“We don’t do that in our family,” was an admonition frequently heard in our house growing up. Whenever I got in trouble as a child, it was always a double whammy. First, because of the offense; second, because I had failed miserably as a representative of our family. I was an embarrassment. It wasn’t a ‘maintaining appearances’ issue. It was the fact that my behavior did not reflect the values and beliefs my parents thought they had instilled. Now that I am a parent, I have a better understanding and appreciation of that concept. I can’t deny a certain element of the ‘maintaining appearances’ though, as I have often expressed my parenting goal of simply getting my kids through high school without any of us appearing in the police blotter. Only one more year to go.
There is no denying that good kids as well as good parents make bad choices sometimes. How we choose to handle them, however, speaks volumes about our character. My friend had no control over that man’s choice of words, but her decision to be a caring, dignified ambassador for our school probably conveyed a more lasting image of ‘who we are’ as an institution than his crass behavior. The choice to refuse to allow the conduct of one to speak for the majority is a universal concept that can be applied across the board.
Christianity is no exception. Being an ambassador for Christ is an integral part of a choosing to become a Christian.
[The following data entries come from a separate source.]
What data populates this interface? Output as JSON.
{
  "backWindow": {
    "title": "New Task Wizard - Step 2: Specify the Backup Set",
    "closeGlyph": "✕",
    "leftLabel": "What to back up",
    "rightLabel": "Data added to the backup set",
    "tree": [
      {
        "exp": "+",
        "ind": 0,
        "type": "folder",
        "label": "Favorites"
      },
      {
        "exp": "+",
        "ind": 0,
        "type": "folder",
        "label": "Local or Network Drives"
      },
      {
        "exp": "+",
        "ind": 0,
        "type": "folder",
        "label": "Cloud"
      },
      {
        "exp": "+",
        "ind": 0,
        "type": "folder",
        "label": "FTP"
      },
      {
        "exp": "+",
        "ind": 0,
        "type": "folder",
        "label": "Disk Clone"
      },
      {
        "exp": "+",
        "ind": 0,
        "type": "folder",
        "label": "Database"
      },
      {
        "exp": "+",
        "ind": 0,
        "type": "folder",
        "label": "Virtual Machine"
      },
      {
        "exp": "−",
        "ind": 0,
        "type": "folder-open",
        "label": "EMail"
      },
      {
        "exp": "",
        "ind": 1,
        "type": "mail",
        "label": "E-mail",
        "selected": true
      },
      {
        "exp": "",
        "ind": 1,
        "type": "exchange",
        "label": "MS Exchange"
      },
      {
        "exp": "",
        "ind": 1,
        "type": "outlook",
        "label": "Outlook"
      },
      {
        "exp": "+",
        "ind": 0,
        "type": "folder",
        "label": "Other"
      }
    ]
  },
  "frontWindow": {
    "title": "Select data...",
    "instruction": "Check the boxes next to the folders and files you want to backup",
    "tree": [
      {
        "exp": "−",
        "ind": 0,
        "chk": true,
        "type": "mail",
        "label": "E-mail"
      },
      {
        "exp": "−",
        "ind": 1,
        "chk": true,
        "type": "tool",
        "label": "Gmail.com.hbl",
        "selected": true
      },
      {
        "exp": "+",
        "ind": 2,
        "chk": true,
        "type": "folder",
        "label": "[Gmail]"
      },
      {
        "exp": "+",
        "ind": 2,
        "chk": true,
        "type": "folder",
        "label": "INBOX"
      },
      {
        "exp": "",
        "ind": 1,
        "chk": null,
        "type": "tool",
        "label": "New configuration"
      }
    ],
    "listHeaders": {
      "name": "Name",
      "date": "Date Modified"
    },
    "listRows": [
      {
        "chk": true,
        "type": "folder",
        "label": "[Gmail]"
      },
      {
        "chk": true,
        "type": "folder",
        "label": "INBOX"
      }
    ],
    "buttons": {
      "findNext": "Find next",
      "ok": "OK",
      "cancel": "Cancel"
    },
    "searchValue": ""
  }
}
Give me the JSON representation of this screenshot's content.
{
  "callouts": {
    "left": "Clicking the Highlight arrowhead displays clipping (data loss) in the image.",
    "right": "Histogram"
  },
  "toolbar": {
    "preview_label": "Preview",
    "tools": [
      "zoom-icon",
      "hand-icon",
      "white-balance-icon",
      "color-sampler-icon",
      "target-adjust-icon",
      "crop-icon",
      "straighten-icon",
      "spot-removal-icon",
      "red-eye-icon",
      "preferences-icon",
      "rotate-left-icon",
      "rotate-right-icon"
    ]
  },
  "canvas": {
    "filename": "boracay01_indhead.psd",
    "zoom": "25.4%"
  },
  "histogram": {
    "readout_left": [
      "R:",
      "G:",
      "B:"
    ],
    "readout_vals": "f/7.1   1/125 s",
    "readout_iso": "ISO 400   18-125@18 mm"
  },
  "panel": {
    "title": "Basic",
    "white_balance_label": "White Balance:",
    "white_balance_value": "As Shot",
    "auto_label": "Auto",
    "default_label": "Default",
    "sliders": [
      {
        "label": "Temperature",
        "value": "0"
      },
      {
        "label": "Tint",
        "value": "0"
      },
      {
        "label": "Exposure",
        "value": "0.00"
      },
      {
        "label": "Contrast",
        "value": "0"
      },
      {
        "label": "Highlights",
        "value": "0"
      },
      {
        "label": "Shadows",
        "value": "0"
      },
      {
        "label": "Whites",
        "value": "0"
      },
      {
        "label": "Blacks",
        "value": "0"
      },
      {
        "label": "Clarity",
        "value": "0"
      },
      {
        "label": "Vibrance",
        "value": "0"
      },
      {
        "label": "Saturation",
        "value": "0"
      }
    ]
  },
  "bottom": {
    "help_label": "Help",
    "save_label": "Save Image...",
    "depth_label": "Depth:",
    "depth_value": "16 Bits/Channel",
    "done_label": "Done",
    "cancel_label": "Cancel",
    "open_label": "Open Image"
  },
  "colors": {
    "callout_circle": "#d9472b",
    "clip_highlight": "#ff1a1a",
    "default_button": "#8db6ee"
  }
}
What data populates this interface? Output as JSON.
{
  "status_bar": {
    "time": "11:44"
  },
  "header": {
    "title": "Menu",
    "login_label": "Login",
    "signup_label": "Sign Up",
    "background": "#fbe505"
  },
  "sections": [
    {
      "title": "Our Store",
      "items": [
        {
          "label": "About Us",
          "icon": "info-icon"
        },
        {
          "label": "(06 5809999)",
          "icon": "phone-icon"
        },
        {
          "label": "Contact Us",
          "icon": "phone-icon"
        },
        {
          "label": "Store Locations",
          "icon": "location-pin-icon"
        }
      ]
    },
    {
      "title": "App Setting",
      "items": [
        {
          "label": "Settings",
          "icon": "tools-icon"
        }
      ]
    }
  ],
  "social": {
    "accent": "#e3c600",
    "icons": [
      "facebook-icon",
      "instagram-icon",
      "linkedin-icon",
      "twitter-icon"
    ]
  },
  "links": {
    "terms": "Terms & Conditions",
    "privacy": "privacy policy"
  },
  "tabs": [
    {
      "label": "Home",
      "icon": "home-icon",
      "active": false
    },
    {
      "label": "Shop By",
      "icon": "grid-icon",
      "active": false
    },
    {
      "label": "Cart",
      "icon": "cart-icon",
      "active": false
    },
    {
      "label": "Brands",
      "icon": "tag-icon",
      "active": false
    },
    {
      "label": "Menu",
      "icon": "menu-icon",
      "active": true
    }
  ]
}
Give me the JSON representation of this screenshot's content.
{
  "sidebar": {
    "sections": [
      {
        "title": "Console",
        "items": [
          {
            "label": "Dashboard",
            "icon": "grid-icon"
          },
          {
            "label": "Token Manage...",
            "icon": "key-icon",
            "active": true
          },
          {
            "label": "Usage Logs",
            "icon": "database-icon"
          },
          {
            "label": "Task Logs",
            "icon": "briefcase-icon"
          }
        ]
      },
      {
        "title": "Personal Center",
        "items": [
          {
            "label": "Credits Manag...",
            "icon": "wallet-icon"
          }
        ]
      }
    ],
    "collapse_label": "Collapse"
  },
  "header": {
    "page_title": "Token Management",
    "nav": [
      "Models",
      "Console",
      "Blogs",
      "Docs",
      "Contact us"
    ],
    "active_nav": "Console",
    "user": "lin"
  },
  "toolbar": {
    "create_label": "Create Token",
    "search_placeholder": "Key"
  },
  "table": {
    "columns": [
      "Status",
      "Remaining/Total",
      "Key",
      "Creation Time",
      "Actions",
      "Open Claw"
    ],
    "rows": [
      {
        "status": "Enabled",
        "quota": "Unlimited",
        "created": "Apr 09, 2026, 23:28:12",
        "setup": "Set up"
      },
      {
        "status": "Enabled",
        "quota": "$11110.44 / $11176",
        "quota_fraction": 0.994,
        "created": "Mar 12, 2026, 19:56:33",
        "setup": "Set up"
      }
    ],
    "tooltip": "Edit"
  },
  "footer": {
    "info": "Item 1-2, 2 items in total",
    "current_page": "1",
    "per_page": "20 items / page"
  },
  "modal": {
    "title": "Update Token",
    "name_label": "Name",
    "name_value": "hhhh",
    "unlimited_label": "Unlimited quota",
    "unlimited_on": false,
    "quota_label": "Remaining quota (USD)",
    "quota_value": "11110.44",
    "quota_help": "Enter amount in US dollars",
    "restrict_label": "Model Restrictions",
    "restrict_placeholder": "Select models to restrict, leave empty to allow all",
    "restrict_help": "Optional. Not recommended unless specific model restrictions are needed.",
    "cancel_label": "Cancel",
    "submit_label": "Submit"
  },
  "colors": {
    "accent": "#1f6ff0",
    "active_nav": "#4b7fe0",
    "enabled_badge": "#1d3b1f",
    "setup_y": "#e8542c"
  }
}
It involves learning and identifying what being part of God’s family entails. Hence my years of bible study. It means choosing to behave in a way that pleases Him—not to earn His love, but because you have His love. Choosing to be an emissary of Christ doesn’t necessarily require eloquence. In fact, I’ve learned more about Christianity watching the quiet grace of fellow Christians (like the woman noted above) than any sermon I’ve ever heard. Choosing to conduct yourself in a way that attracts others to Christ is something we can all accomplish regardless of our oratorical skills. Our lives are meant to be “reflectors of God’s light to a darkened world.”* Without having to say anything, we can choose to reflect His joy, peace, kindness, goodness, gentleness, and self-control. A tall order yes, and one where we will frequently fail. Nevertheless, our failures can be used to glorify God, maybe even more so. Without failures, I’d have nothing to write about. Therein lies the truth behind the adage, “your mess becomes your message.”
As shocking as sideline behavior sometimes is, it carries over into every aspect of life. Eventually, we will all find ourselves in situations where we are faced with a similar choice as to how we conduct ourselves and how we hold others in our families and associations accountable for reflecting our shared morals. Regardless of your beliefs, we can all choose to be ambassadors of light and goodness in this world because as Ken Nerburn points out in his book Letters to My Son, “We have the power to create joy and happiness by our simple acts of caring and compassion...the power to unlock the goodness in other people’s hearts by sharing the goodness in ours.”
I’d rather see a sermon than hear one any day,
I’d rather one should walk with me than merely show the way.
The eye’s a better pupil and more willing than the ear;
Fine counsel is confusing, but example’s always clear;
And the best of all the preachers are the men who live their creeds,
For to see the good in action is what everybody needs.
I can soon learn how to do it if you’ll let me see it done.
I can watch your hands in action, but your tongue too fast may run.
And the lectures you deliver may be very wise and true;
But I’d rather get my lessons by observing what you do.
For I may misunderstand you and the high advice you give,
But there’s no misunderstanding how you act and how you live.
Edgar A. Guest
*To See the Sky, Judith Hugg, pg. 64.